Yes, we would need to separate metadata chunks and code 2 separate pathways for data and metadata.

By default it would all go to the same storage and tier, (unless a cold storage is selected) but it would also allow us to chose not only different tiers but also different storage providers entirely.

The most difficult thing would be to code a completely different restore logic for cold storage.

In terms of cost, the savings would depend on the nature of the data.

For fast changinging data without dedup there are no savings at all.

Other nedded improvements:

  • Automate redundant copies of the storage config for security.
  • Automate local config backup just for convenience tied to the hostname.

? The savings are based on the volume of stored data, so if you have the same amount of data stored in S3 vs S3DG, S3DG storage would be significantly cheaper. Whether or not it is fast-changing data is irrelevant, chunks are immutable until pruned (which is a separate decision).

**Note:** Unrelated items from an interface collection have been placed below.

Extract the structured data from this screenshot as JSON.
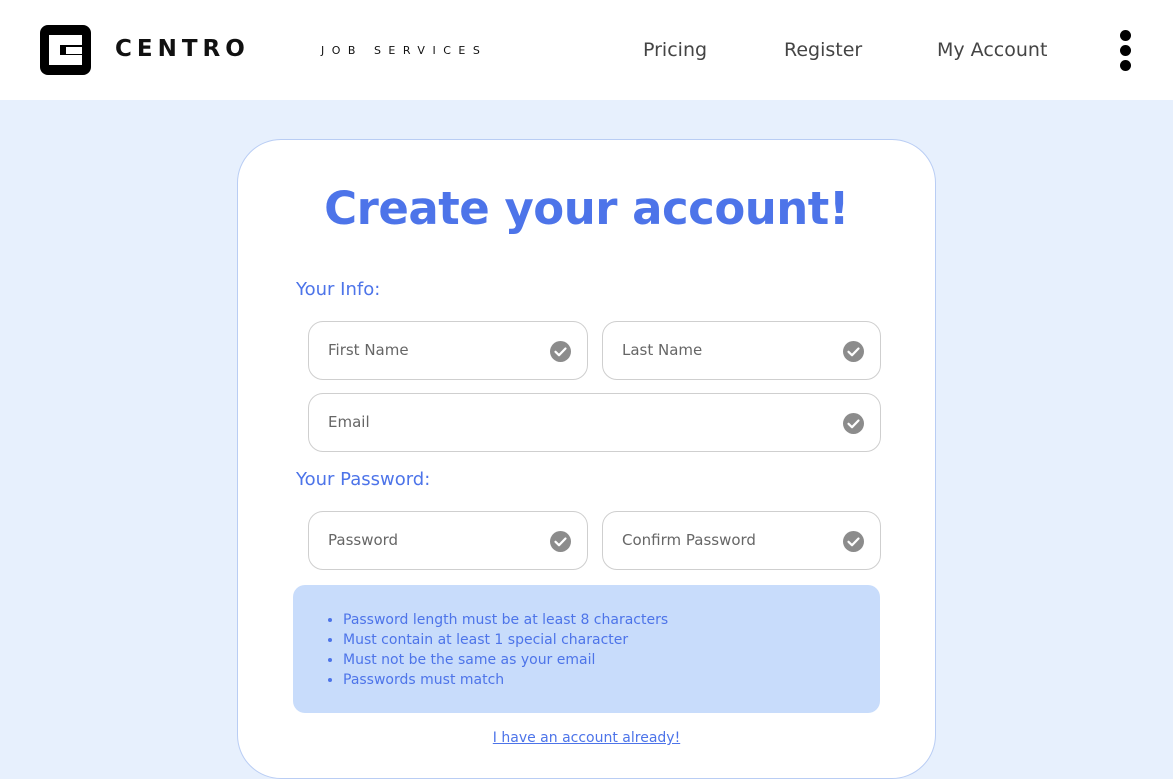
{
  "header": {
    "brand": "CENTRO",
    "tagline": "JOB SERVICES",
    "nav": {
      "pricing": "Pricing",
      "register": "Register",
      "account": "My Account"
    }
  },
  "form": {
    "title": "Create your account!",
    "info_label": "Your Info:",
    "password_label": "Your Password:",
    "fields": {
      "first_name": "First Name",
      "last_name": "Last Name",
      "email": "Email",
      "password": "Password",
      "confirm_password": "Confirm Password"
    },
    "rules": [
      "Password length must be at least 8 characters",
      "Must contain at least 1 special character",
      "Must not be the same as your email",
      "Passwords must match"
    ],
    "login_link": "I have an account already!"
  },
  "colors": {
    "accent": "#4d74e9",
    "page_bg": "#e7f0fd",
    "rules_bg": "#c8dcfb",
    "check_icon": "#8c8c8c"
  }
}
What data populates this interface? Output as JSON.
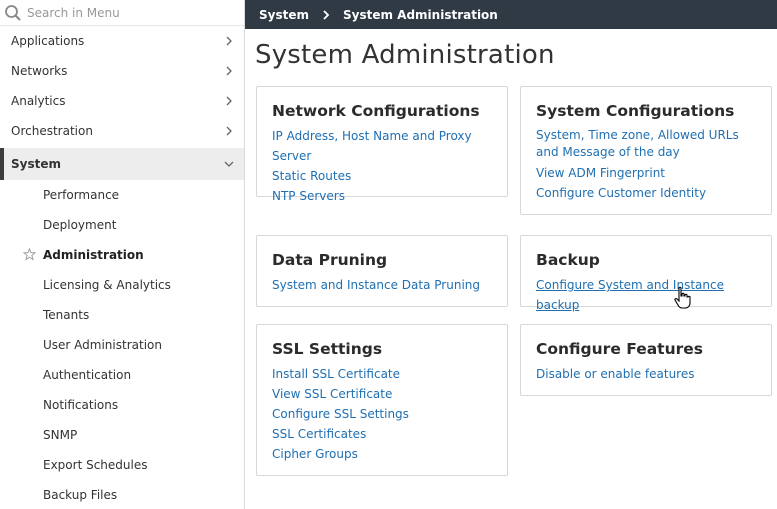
{
  "search": {
    "placeholder": "Search in Menu"
  },
  "sidebar": {
    "items": [
      {
        "label": "Applications"
      },
      {
        "label": "Networks"
      },
      {
        "label": "Analytics"
      },
      {
        "label": "Orchestration"
      },
      {
        "label": "System"
      }
    ],
    "system_sub": [
      {
        "label": "Performance"
      },
      {
        "label": "Deployment"
      },
      {
        "label": "Administration"
      },
      {
        "label": "Licensing & Analytics"
      },
      {
        "label": "Tenants"
      },
      {
        "label": "User Administration"
      },
      {
        "label": "Authentication"
      },
      {
        "label": "Notifications"
      },
      {
        "label": "SNMP"
      },
      {
        "label": "Export Schedules"
      },
      {
        "label": "Backup Files"
      }
    ]
  },
  "breadcrumb": {
    "root": "System",
    "current": "System Administration"
  },
  "page": {
    "title": "System Administration"
  },
  "cards": {
    "network": {
      "title": "Network Configurations",
      "links": [
        "IP Address, Host Name and Proxy Server",
        "Static Routes",
        "NTP Servers"
      ]
    },
    "system": {
      "title": "System Configurations",
      "links": [
        "System, Time zone, Allowed URLs and Message of the day",
        "View ADM Fingerprint",
        "Configure Customer Identity"
      ]
    },
    "pruning": {
      "title": "Data Pruning",
      "links": [
        "System and Instance Data Pruning"
      ]
    },
    "backup": {
      "title": "Backup",
      "links": [
        "Configure System and Instance backup"
      ]
    },
    "ssl": {
      "title": "SSL Settings",
      "links": [
        "Install SSL Certificate",
        "View SSL Certificate",
        "Configure SSL Settings",
        "SSL Certificates",
        "Cipher Groups"
      ]
    },
    "features": {
      "title": "Configure Features",
      "links": [
        "Disable or enable features"
      ]
    }
  },
  "colors": {
    "topbar": "#2f3a45",
    "link": "#1f6fb2",
    "active_bg": "#ededed"
  }
}
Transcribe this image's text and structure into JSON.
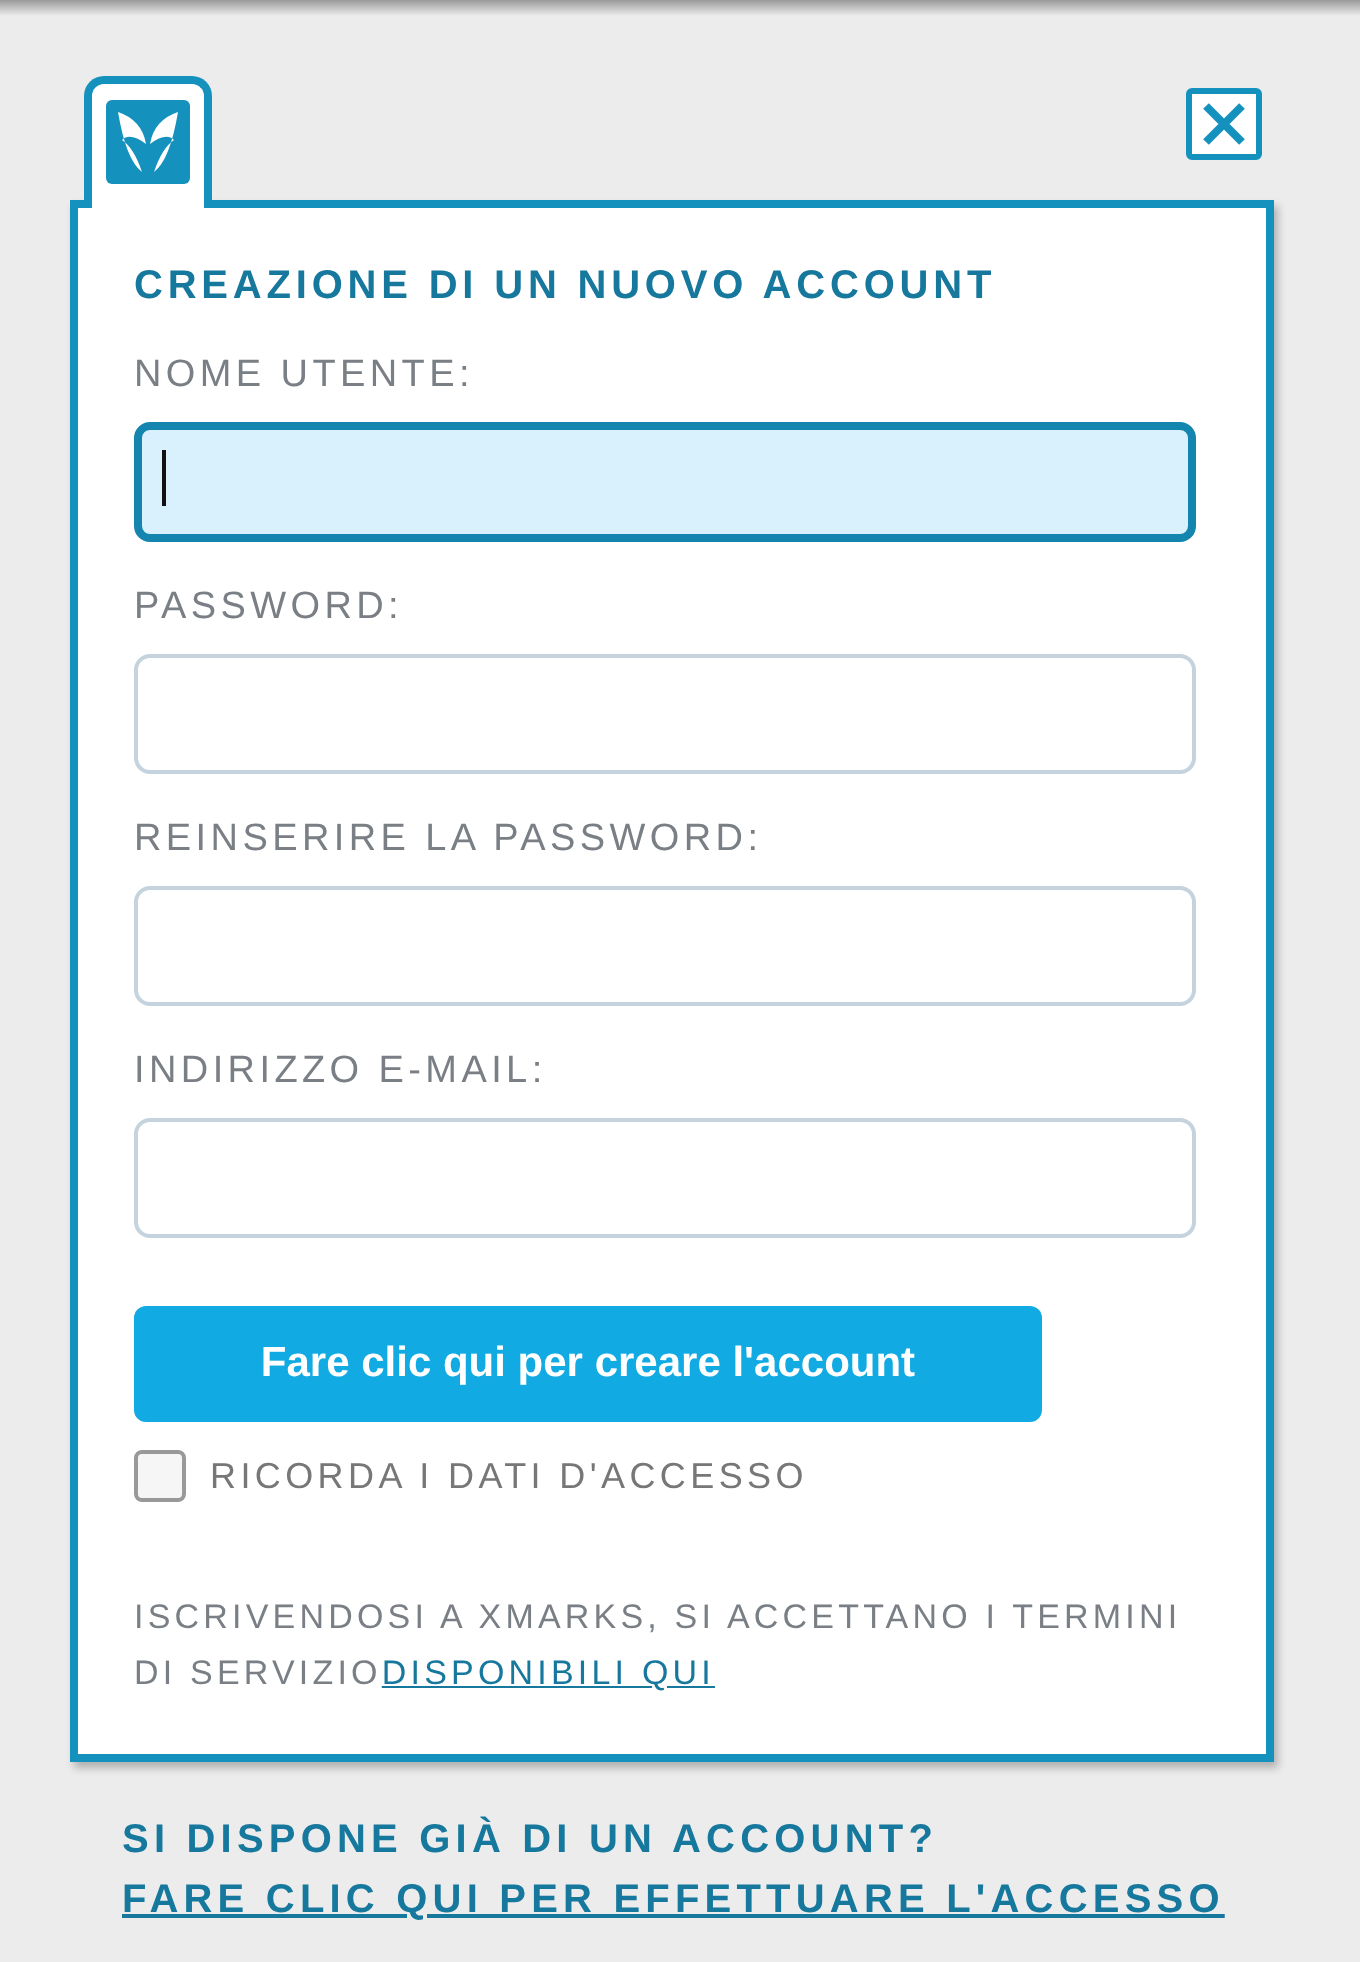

Again, it depends on the data type.

S3DG has a minimum 90-day charge, so if you have fast-changing data that you can’t dedupe at all, you would be charged for a minimum of 90 days.

If you didn’t need a 90 days retention then it would be more expensive than B2 for example.

1,5 TB of new monthly data becomes almost 4,5 TB

Fair enough, though if your data velocity+pruning strategy lead to chunk lifetime of less than 90 days, glacier-type storages are clearly a wrong choice, you really do need pretty hot storage.

If you’re looking at keeping data in two different storage tiers depending on frequency of access, I would highly recommend checking out S3 Intelligent Tiering. It would probably do most of this work automatically – though I don’t know enough about how Duplicacy works to say for sure. You could also achieve this multi-tier storage a little more manually using tags and lifecycle rules.

I maintain that the ideal solution would be to store chunk metadata as object metadata in S3 and use LIST/HEAD operations to calculate deltas.

Disclaimer - I work for S3, but I’m commenting here in a purely personal capacity. I use Duplicacy myself and I want to back up my data as cheaply as I can (without sacrificing durability). I don’t often delete this data so minimum storage durations aren’t relevant to my use case.